Blythe, a sixteen-year-old Kansas schoolgirl is abducted and kept in an abandoned silo by a survivalist, who is convinced that the world is about to end.
Struggling to survive, crushed by loneliness and the terrifying madness of her captor, Blythe resists the temptation to give up. Nothing, however, prepares her for the twists that are thrown at her while in confinement.
Just when Blythe starts to believe that she may be confined to the silo for life, her life is ambushed by one event that is at once promising and devastating…
|One Word Review
Gif Summary Of Reading Experience
Above turned out to be one of those books I may have enjoyed more if I hadn’t known what was going to happen. This is why I have only provided an abridged blurb above, so I don’t recommend reading any more than that. Until the book’s halfway point I truly thought it had the potential to be my new best friend; it had some of my favourite story elements and provided such a simple yet original twist that bridged a gap between two genres.
Now, I loved the first half. Wasting no time, we start with Blythe’s kidnap and we’re thrown into this new world with her and it’s excellently done. The bad guy was brilliant; he wasn’t your typical evil kidnapper: he had depths and he felt human. I kind of wish we had learned more about him in the end. Attention was, naturally, focused on the main character who I ended up really liking. I was worried that because we didn’t know a lot about Blythe beforehand we wouldn’t get to see her changes, but hell no I was wrong. Blythe was fantastically characterized; I loved her strength, I loved her realism.

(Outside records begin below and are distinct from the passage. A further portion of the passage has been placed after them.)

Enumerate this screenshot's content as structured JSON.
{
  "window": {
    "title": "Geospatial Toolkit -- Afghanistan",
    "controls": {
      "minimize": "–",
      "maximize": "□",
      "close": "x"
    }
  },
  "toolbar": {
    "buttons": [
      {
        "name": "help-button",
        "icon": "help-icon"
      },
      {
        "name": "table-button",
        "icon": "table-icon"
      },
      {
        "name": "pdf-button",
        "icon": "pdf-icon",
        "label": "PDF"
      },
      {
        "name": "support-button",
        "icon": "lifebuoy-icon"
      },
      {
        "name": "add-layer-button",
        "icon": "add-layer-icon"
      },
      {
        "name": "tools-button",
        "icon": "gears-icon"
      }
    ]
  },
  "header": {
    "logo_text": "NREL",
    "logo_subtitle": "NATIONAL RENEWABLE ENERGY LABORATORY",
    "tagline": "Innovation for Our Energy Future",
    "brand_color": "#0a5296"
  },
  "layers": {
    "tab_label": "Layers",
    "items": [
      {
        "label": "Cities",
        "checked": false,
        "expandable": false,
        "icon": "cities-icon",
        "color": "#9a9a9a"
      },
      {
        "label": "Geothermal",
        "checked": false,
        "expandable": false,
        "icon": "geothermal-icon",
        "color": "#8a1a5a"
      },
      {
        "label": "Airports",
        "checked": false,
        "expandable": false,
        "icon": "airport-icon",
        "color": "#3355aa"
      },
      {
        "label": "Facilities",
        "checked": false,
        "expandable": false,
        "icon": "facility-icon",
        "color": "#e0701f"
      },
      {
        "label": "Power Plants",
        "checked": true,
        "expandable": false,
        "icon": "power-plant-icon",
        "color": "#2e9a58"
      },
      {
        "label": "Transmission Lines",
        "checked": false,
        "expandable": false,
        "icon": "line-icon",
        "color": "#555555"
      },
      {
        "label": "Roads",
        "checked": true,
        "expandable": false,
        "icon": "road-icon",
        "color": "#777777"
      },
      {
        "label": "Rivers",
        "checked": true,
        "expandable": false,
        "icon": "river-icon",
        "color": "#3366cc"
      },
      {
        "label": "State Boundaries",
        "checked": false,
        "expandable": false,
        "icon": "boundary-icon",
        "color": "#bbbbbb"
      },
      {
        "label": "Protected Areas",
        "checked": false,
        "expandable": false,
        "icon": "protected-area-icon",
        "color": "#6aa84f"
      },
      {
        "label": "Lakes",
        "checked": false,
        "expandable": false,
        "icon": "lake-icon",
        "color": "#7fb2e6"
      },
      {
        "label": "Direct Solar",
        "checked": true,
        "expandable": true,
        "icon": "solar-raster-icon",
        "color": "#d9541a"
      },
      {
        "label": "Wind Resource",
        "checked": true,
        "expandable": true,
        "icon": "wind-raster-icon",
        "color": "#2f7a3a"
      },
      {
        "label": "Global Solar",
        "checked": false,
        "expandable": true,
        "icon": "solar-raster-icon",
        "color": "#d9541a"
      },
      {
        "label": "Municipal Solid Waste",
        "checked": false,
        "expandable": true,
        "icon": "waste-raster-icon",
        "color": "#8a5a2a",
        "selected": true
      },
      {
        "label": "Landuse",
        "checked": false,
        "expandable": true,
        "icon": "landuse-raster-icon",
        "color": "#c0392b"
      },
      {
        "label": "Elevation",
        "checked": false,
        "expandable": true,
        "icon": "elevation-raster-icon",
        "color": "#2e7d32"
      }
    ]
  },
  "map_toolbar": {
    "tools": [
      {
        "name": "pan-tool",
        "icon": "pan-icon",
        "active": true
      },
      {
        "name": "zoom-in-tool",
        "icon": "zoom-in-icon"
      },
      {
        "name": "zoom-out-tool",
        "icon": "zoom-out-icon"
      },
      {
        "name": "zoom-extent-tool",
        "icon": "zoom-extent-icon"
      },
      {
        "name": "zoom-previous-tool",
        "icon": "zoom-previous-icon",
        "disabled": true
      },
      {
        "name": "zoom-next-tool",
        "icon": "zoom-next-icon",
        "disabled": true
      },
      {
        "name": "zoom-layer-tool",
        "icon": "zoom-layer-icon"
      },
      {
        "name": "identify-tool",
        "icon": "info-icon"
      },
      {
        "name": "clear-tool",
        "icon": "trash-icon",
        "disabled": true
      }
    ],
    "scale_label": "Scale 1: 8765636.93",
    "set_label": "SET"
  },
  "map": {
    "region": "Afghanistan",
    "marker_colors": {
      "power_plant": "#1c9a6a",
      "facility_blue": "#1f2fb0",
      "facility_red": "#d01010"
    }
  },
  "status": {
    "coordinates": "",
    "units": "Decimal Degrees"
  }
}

I did feel a connection there, which made it all the more emotional each time some new shit went down. It’s not my first time reading a psychological thriller” but by the gods I acted like a drama queen reading this book.
Though it could have done with a bit more survivalism, the first half had me completely hooked. But the second half was completely different, and this is where my book reviewing skills kind of fail me, as I have no way to adequately explain my frustrations without getting into spoiler territory. True, the released blurb of most editions of Above completely give it all away, but trust me you will enjoy the book a lot more if you don’t know.
Let’s just say the plot kind of unravelled. It was an excellent attempt to bridge two genres and it’s certainly what attracted me to the book in the first place, but it just didn’t work. It felt disjointed, try-hard, and was immediately apparent that Isla Morley’s strengths as a writer lie in the psychological and characterisation. And it’s such a shame though, because I thought it was such an incredible idea. Still absolutely worth reading for the first half alone. And maybe if you don’t read the full blurb you might end up liking the second half a bit more. I can’t guarantee anything, but I say it’s worth a shot.